PROBLEM TO WORK ON –
Your task is to repeat the entries exactly. Leave the pictures out.

Collection entries:
>>>

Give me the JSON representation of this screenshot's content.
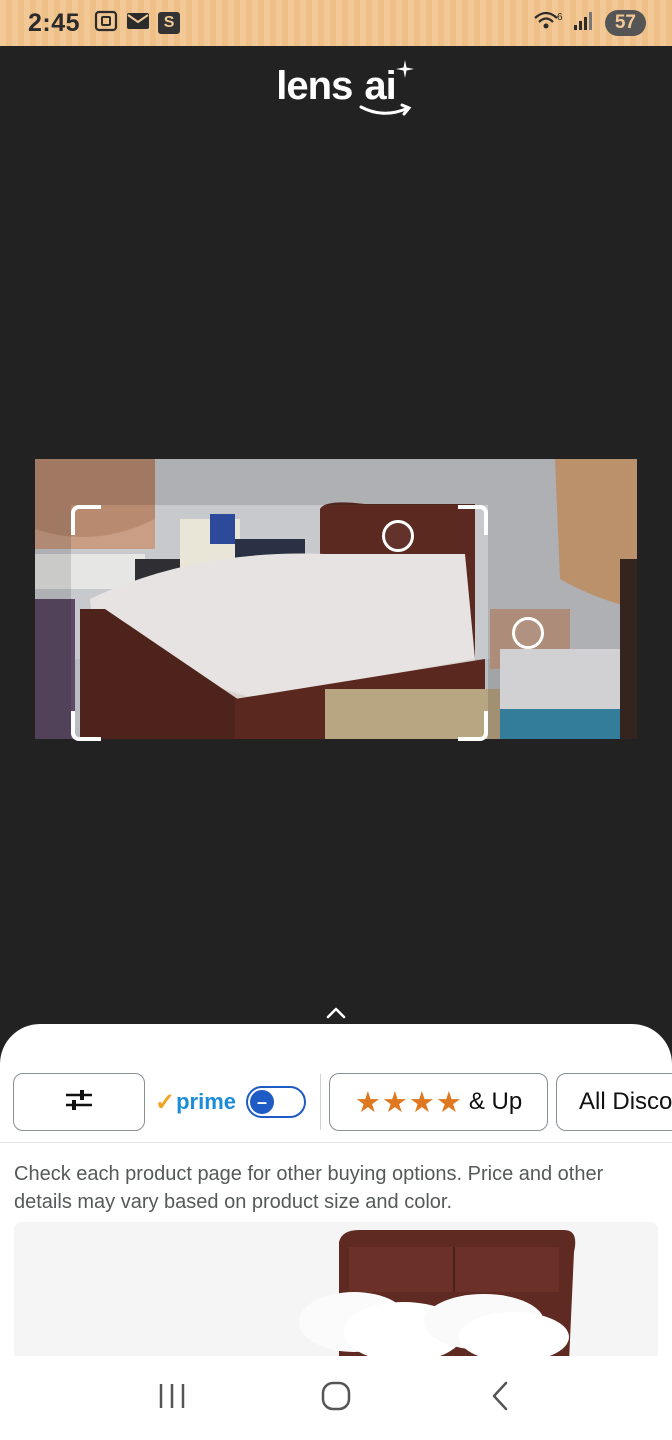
{
  "status_bar": {
    "time": "2:45",
    "s_badge": "S",
    "battery": "57",
    "wifi_sub": "6"
  },
  "header": {
    "logo_word1": "lens",
    "logo_word2": "ai"
  },
  "bottom_sheet": {
    "filters": {
      "prime_label": "prime",
      "prime_check": "✓",
      "prime_toggle": "off",
      "stars_glyphs": "★★★★",
      "stars_label": "& Up",
      "discount_label": "All Discounts"
    },
    "notice": "Check each product page for other buying options. Price and other details may vary based on product size and color."
  },
  "colors": {
    "background": "#222223",
    "status_bar": "#f2c996",
    "prime_blue": "#1a8cd8",
    "toggle_blue": "#1f5bc4",
    "star_orange": "#de7921"
  },
  "icons": [
    "screenshot-icon",
    "mail-icon",
    "wifi-icon",
    "signal-icon",
    "filter-sliders-icon",
    "chevron-up-icon",
    "recents-icon",
    "home-icon",
    "back-icon"
  ]
}
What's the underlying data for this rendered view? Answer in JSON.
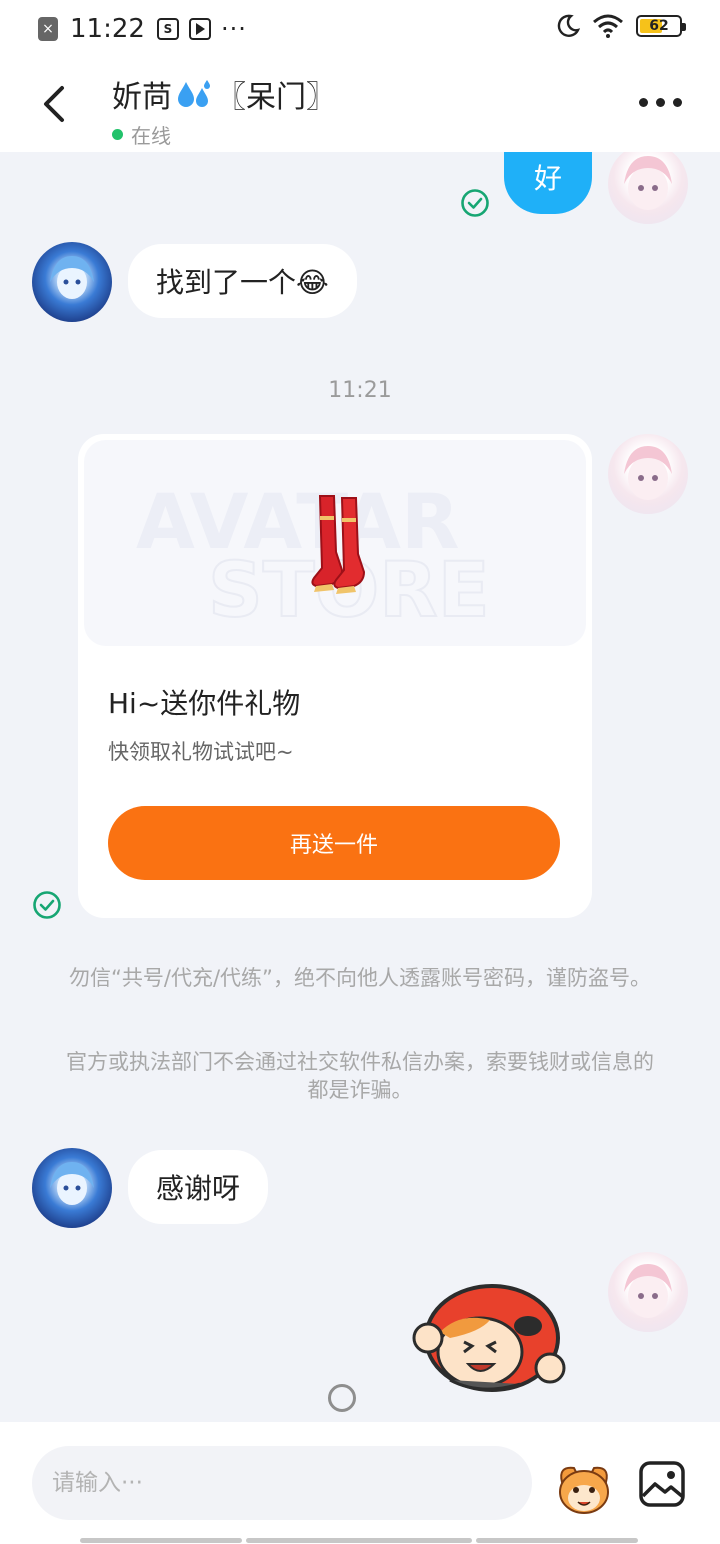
{
  "status_bar": {
    "time": "11:22",
    "notif_badge": "×",
    "shop_icon": "S",
    "more_dots": "···",
    "battery_level": "62",
    "battery_percent": 62
  },
  "header": {
    "name": "妡苘",
    "tag": "〖呆门〗",
    "status": "在线"
  },
  "messages": {
    "m1": {
      "text": "好"
    },
    "m2": {
      "text": "找到了一个😂"
    },
    "time": "11:21",
    "card": {
      "watermark_line1": "AVATAR",
      "watermark_line2": "STORE",
      "title": "Hi~送你件礼物",
      "subtitle": "快领取礼物试试吧~",
      "button": "再送一件"
    },
    "notice1": "勿信“共号/代充/代练”，绝不向他人透露账号密码，谨防盗号。",
    "notice2": "官方或执法部门不会通过社交软件私信办案，索要钱财或信息的都是诈骗。",
    "m3": {
      "text": "感谢呀"
    }
  },
  "input": {
    "placeholder": "请输入···"
  },
  "colors": {
    "accent_blue": "#1fb0f8",
    "gift_orange": "#fa7212",
    "online_green": "#22c26b",
    "check_green": "#17a673"
  }
}
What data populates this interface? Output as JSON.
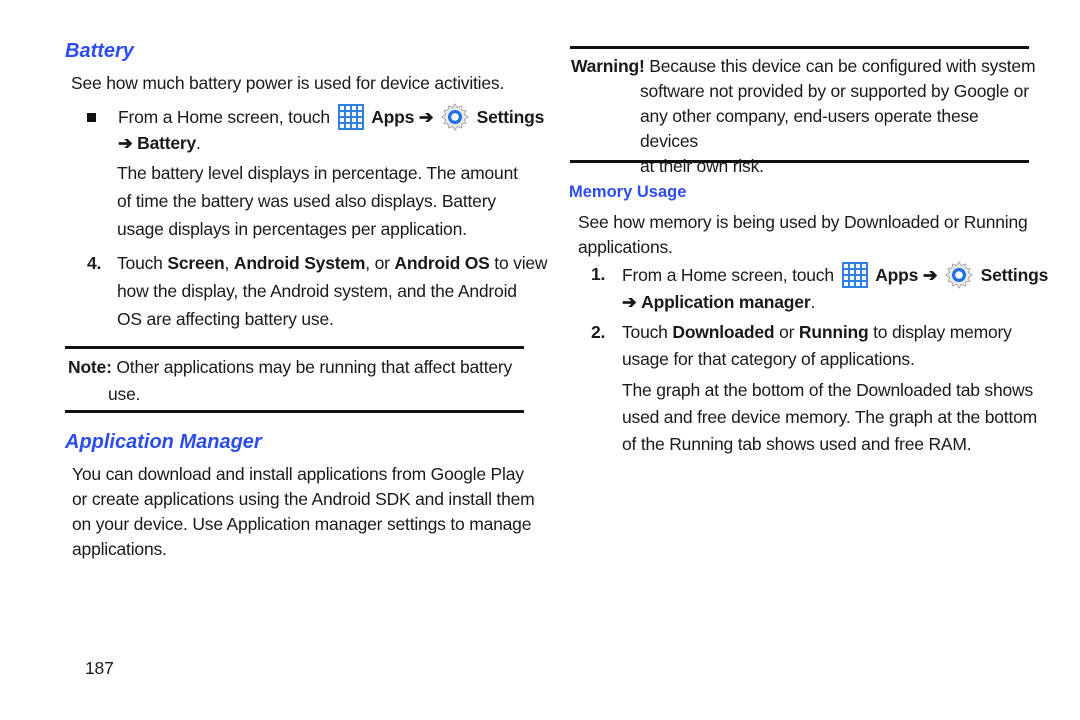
{
  "left": {
    "battery": {
      "heading": "Battery",
      "intro": "See how much battery power is used for device activities.",
      "step_bullet": {
        "prefix": "From a Home screen, touch",
        "apps": "Apps",
        "arrow": "➔",
        "settings": "Settings",
        "line2_arrow": "➔",
        "line2_target": "Battery",
        "line2_end": "."
      },
      "para_lines": [
        "The battery level displays in percentage. The amount",
        "of time the battery was used also displays. Battery",
        "usage displays in percentages per application."
      ],
      "step4": {
        "num": "4.",
        "t1": "Touch ",
        "b1": "Screen",
        "t2": ", ",
        "b2": "Android System",
        "t3": ", or ",
        "b3": "Android OS",
        "t4": " to view",
        "line2": "how the display, the Android system, and the Android",
        "line3": "OS are affecting battery use."
      },
      "note": {
        "label": "Note:",
        "line1": " Other applications may be running that affect battery",
        "line2": "use."
      }
    },
    "app_manager": {
      "heading": "Application Manager",
      "lines": [
        "You can download and install applications from Google Play",
        "or create applications using the Android SDK and install them",
        "on your device. Use Application manager settings to manage",
        "applications."
      ]
    },
    "page_number": "187"
  },
  "right": {
    "warning": {
      "label": "Warning!",
      "line1": " Because this device can be configured with system",
      "line2": "software not provided by or supported by Google or",
      "line3": "any other company, end-users operate these devices",
      "line4": "at their own risk."
    },
    "memory": {
      "heading": "Memory Usage",
      "intro_lines": [
        "See how memory is being used by Downloaded or Running",
        "applications."
      ],
      "step1": {
        "num": "1.",
        "prefix": "From a Home screen, touch",
        "apps": "Apps",
        "arrow": "➔",
        "settings": "Settings",
        "line2_arrow": "➔",
        "line2_target": "Application manager",
        "line2_end": "."
      },
      "step2": {
        "num": "2.",
        "t1": "Touch ",
        "b1": "Downloaded",
        "t2": " or ",
        "b2": "Running",
        "t3": " to display memory",
        "line2": "usage for that category of applications."
      },
      "para_lines": [
        "The graph at the bottom of the Downloaded tab shows",
        "used and free device memory. The graph at the bottom",
        "of the Running tab shows used and free RAM."
      ]
    }
  },
  "colors": {
    "heading_blue": "#2b4df0",
    "apps_icon_blue": "#2f7fe0",
    "rule": "#111111"
  }
}
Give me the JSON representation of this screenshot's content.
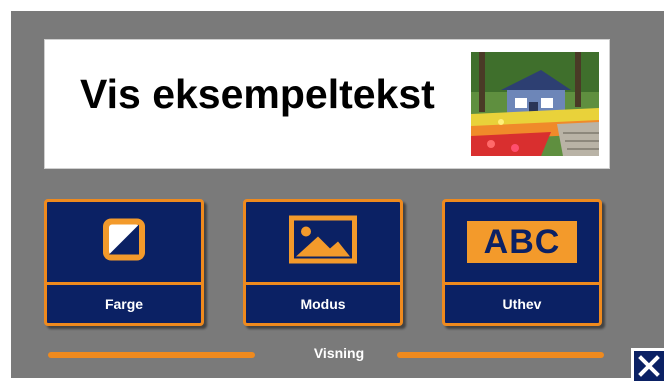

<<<

EXERCISE RESULT –
Give me the JSON representation of this screenshot's content.
{
  "status_bar": {
    "time": "2:45",
    "s_badge": "S",
    "battery": "57",
    "wifi_sub": "6"
  },
  "header": {
    "logo_word1": "lens",
    "logo_word2": "ai"
  },
  "bottom_sheet": {
    "filters": {
      "prime_label": "prime",
      "prime_check": "✓",
      "prime_toggle": "off",
      "stars_glyphs": "★★★★",
      "stars_label": "& Up",
      "discount_label": "All Discounts"
    },
    "notice": "Check each product page for other buying options. Price and other details may vary based on product size and color."
  },
  "colors": {
    "background": "#222223",
    "status_bar": "#f2c996",
    "prime_blue": "#1a8cd8",
    "toggle_blue": "#1f5bc4",
    "star_orange": "#de7921"
  },
  "icons": [
    "screenshot-icon",
    "mail-icon",
    "wifi-icon",
    "signal-icon",
    "filter-sliders-icon",
    "chevron-up-icon",
    "recents-icon",
    "home-icon",
    "back-icon"
  ]
}
What's the underlying data for this rendered view? Answer in JSON.
{
  "status_bar": {
    "time": "11:22",
    "notif_badge": "×",
    "shop_icon": "S",
    "more_dots": "···",
    "battery_level": "62",
    "battery_percent": 62
  },
  "header": {
    "name": "妡苘",
    "tag": "〖呆门〗",
    "status": "在线"
  },
  "messages": {
    "m1": {
      "text": "好"
    },
    "m2": {
      "text": "找到了一个😂"
    },
    "time": "11:21",
    "card": {
      "watermark_line1": "AVATAR",
      "watermark_line2": "STORE",
      "title": "Hi~送你件礼物",
      "subtitle": "快领取礼物试试吧~",
      "button": "再送一件"
    },
    "notice1": "勿信“共号/代充/代练”，绝不向他人透露账号密码，谨防盗号。",
    "notice2": "官方或执法部门不会通过社交软件私信办案，索要钱财或信息的都是诈骗。",
    "m3": {
      "text": "感谢呀"
    }
  },
  "input": {
    "placeholder": "请输入···"
  },
  "colors": {
    "accent_blue": "#1fb0f8",
    "gift_orange": "#fa7212",
    "online_green": "#22c26b",
    "check_green": "#17a673"
  }
}
What data populates this interface? Output as JSON.
{
  "left": {
    "battery": {
      "heading": "Battery",
      "intro": "See how much battery power is used for device activities.",
      "step_bullet": {
        "prefix": "From a Home screen, touch",
        "apps": "Apps",
        "arrow": "➔",
        "settings": "Settings",
        "line2_arrow": "➔",
        "line2_target": "Battery",
        "line2_end": "."
      },
      "para_lines": [
        "The battery level displays in percentage. The amount",
        "of time the battery was used also displays. Battery",
        "usage displays in percentages per application."
      ],
      "step4": {
        "num": "4.",
        "t1": "Touch ",
        "b1": "Screen",
        "t2": ", ",
        "b2": "Android System",
        "t3": ", or ",
        "b3": "Android OS",
        "t4": " to view",
        "line2": "how the display, the Android system, and the Android",
        "line3": "OS are affecting battery use."
      },
      "note": {
        "label": "Note:",
        "line1": " Other applications may be running that affect battery",
        "line2": "use."
      }
    },
    "app_manager": {
      "heading": "Application Manager",
      "lines": [
        "You can download and install applications from Google Play",
        "or create applications using the Android SDK and install them",
        "on your device. Use Application manager settings to manage",
        "applications."
      ]
    },
    "page_number": "187"
  },
  "right": {
    "warning": {
      "label": "Warning!",
      "line1": " Because this device can be configured with system",
      "line2": "software not provided by or supported by Google or",
      "line3": "any other company, end-users operate these devices",
      "line4": "at their own risk."
    },
    "memory": {
      "heading": "Memory Usage",
      "intro_lines": [
        "See how memory is being used by Downloaded or Running",
        "applications."
      ],
      "step1": {
        "num": "1.",
        "prefix": "From a Home screen, touch",
        "apps": "Apps",
        "arrow": "➔",
        "settings": "Settings",
        "line2_arrow": "➔",
        "line2_target": "Application manager",
        "line2_end": "."
      },
      "step2": {
        "num": "2.",
        "t1": "Touch ",
        "b1": "Downloaded",
        "t2": " or ",
        "b2": "Running",
        "t3": " to display memory",
        "line2": "usage for that category of applications."
      },
      "para_lines": [
        "The graph at the bottom of the Downloaded tab shows",
        "used and free device memory. The graph at the bottom",
        "of the Running tab shows used and free RAM."
      ]
    }
  },
  "colors": {
    "heading_blue": "#2b4df0",
    "apps_icon_blue": "#2f7fe0",
    "rule": "#111111"
  }
}
Give me the JSON representation of this screenshot's content.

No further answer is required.